If Doug Teel’s jetboat is on the Penobscot River, at least one rod is rigged with a Bullfrog Heddon Baby Torpedo. Simple as that. Often that rod is in a client’s hand, and in truth it’s pretty common to have everyone onboard fishing matching Baby Torpedoes.

“When someone starts catching fish on the Torpedo, everybody wants one,” said Teel, who operates Northridge Outfitters in Maine and spends the bulk of his summer days smallmouth fishing on the Penobscot River.

Teel has tried a variety of topwater lures, and many produce solid action on an outstanding smallmouth river. However, he has found nothing that comes close to matching a Bullfrog Baby Torpedo for calling up high numbers quality smallmouths day after day and in all kinds of conditions. The sound, shape, size and color seemingly are perfect for the waters Teel fishes.

Teel lets the fish dictate Torpedo presentations and encourages clients to experiment with cadences of jerks and pauses. Distinctive pauses tend to be critical to success, though, so he generally advises erring on the side of slow. In fact, when Teel fishes, he’ll commonly leave a Torpedo resting for a painfully long time as it drifts close to cover or just rests in an eddy, and when he does finally move it, the lure often gets annihilated.

While Teel targets a lot of visible structure like boulders and deadfalls and big, obvious eddies, he warns not to forget about the middle of the river, especially over broad rocky runs where the water is just deep enough that the rocks don’t all create visible current breaks.

“A Baby Torpedo is ideal for working that kind of area and finding the fish,” he said.

When a fish blows up on a Torpedo but misses the target, Teel advises just continuing to work the lure. It’s hard to keep from jerking it away when they hit really yard, but smallmouths often will come back and hit it again if you keep working the lure.

If a fish hits and misses and doesn’t come back, Teel likes to follow up with a wacky rigged YUM Dinger (another lure that’s usually rigged and ready in his boat).

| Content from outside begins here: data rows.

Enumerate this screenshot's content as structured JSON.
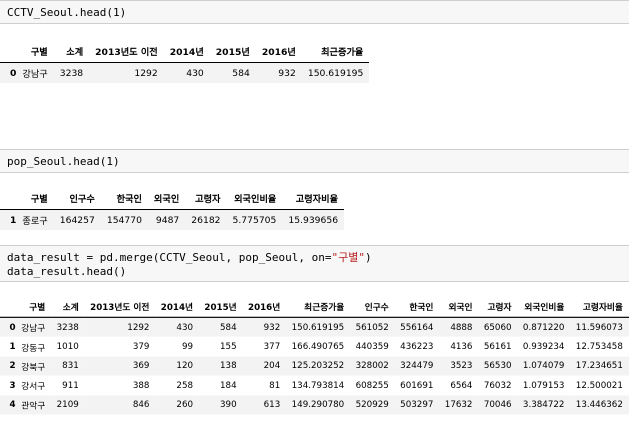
{
  "cells": [
    {
      "code": "CCTV_Seoul.head(1)"
    },
    {
      "code": "pop_Seoul.head(1)"
    },
    {
      "code_line1_a": "data_result = pd.merge(CCTV_Seoul, pop_Seoul, on=",
      "code_line1_str": "\"구별\"",
      "code_line1_b": ")",
      "code_line2": "data_result.head()"
    }
  ],
  "table1": {
    "columns": [
      "구별",
      "소계",
      "2013년도 이전",
      "2014년",
      "2015년",
      "2016년",
      "최근증가율"
    ],
    "rows": [
      {
        "idx": "0",
        "cells": [
          "강남구",
          "3238",
          "1292",
          "430",
          "584",
          "932",
          "150.619195"
        ]
      }
    ]
  },
  "table2": {
    "columns": [
      "구별",
      "인구수",
      "한국인",
      "외국인",
      "고령자",
      "외국인비율",
      "고령자비율"
    ],
    "rows": [
      {
        "idx": "1",
        "cells": [
          "종로구",
          "164257",
          "154770",
          "9487",
          "26182",
          "5.775705",
          "15.939656"
        ]
      }
    ]
  },
  "table3": {
    "columns": [
      "구별",
      "소계",
      "2013년도 이전",
      "2014년",
      "2015년",
      "2016년",
      "최근증가율",
      "인구수",
      "한국인",
      "외국인",
      "고령자",
      "외국인비율",
      "고령자비율"
    ],
    "rows": [
      {
        "idx": "0",
        "cells": [
          "강남구",
          "3238",
          "1292",
          "430",
          "584",
          "932",
          "150.619195",
          "561052",
          "556164",
          "4888",
          "65060",
          "0.871220",
          "11.596073"
        ]
      },
      {
        "idx": "1",
        "cells": [
          "강동구",
          "1010",
          "379",
          "99",
          "155",
          "377",
          "166.490765",
          "440359",
          "436223",
          "4136",
          "56161",
          "0.939234",
          "12.753458"
        ]
      },
      {
        "idx": "2",
        "cells": [
          "강북구",
          "831",
          "369",
          "120",
          "138",
          "204",
          "125.203252",
          "328002",
          "324479",
          "3523",
          "56530",
          "1.074079",
          "17.234651"
        ]
      },
      {
        "idx": "3",
        "cells": [
          "강서구",
          "911",
          "388",
          "258",
          "184",
          "81",
          "134.793814",
          "608255",
          "601691",
          "6564",
          "76032",
          "1.079153",
          "12.500021"
        ]
      },
      {
        "idx": "4",
        "cells": [
          "관악구",
          "2109",
          "846",
          "260",
          "390",
          "613",
          "149.290780",
          "520929",
          "503297",
          "17632",
          "70046",
          "3.384722",
          "13.446362"
        ]
      }
    ]
  }
}
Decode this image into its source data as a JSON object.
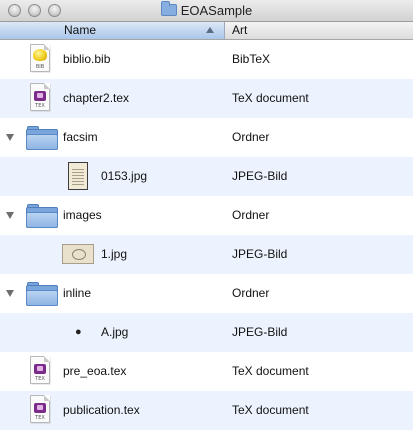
{
  "window": {
    "title": "EOASample"
  },
  "columns": {
    "name": "Name",
    "kind": "Art"
  },
  "rows": [
    {
      "name": "biblio.bib",
      "kind": "BibTeX",
      "icon": "bibtex-file-icon",
      "icon_label": "BIB"
    },
    {
      "name": "chapter2.tex",
      "kind": "TeX document",
      "icon": "tex-file-icon",
      "icon_label": "TEX"
    },
    {
      "name": "facsim",
      "kind": "Ordner",
      "icon": "folder-icon",
      "expanded": true
    },
    {
      "name": "0153.jpg",
      "kind": "JPEG-Bild",
      "icon": "jpeg-thumbnail-icon"
    },
    {
      "name": "images",
      "kind": "Ordner",
      "icon": "folder-icon",
      "expanded": true
    },
    {
      "name": "1.jpg",
      "kind": "JPEG-Bild",
      "icon": "jpeg-thumbnail-icon"
    },
    {
      "name": "inline",
      "kind": "Ordner",
      "icon": "folder-icon",
      "expanded": true
    },
    {
      "name": "A.jpg",
      "kind": "JPEG-Bild",
      "icon": "apple-logo-icon"
    },
    {
      "name": "pre_eoa.tex",
      "kind": "TeX document",
      "icon": "tex-file-icon",
      "icon_label": "TEX"
    },
    {
      "name": "publication.tex",
      "kind": "TeX document",
      "icon": "tex-file-icon",
      "icon_label": "TEX"
    }
  ]
}
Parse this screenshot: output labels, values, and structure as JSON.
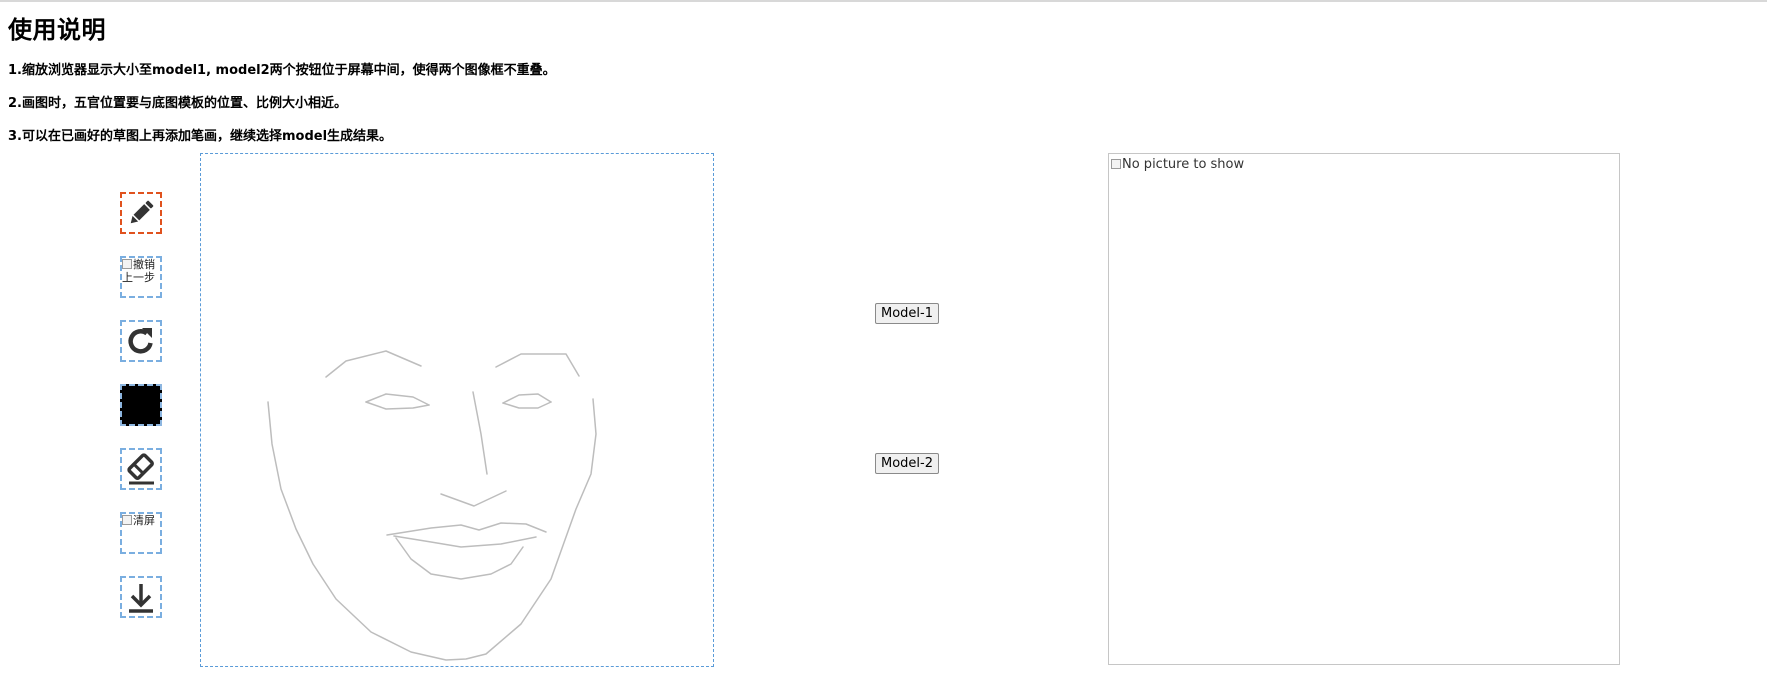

“Cast right to where the fish hit, and it will usually get hit almost as soon as it lands,” he said.

Teel typically fishes a Baby Torpedo on a 12-pound test Silver Thread AN40. Either baitcasting or spinning tackle does the job, according to client’s preferences.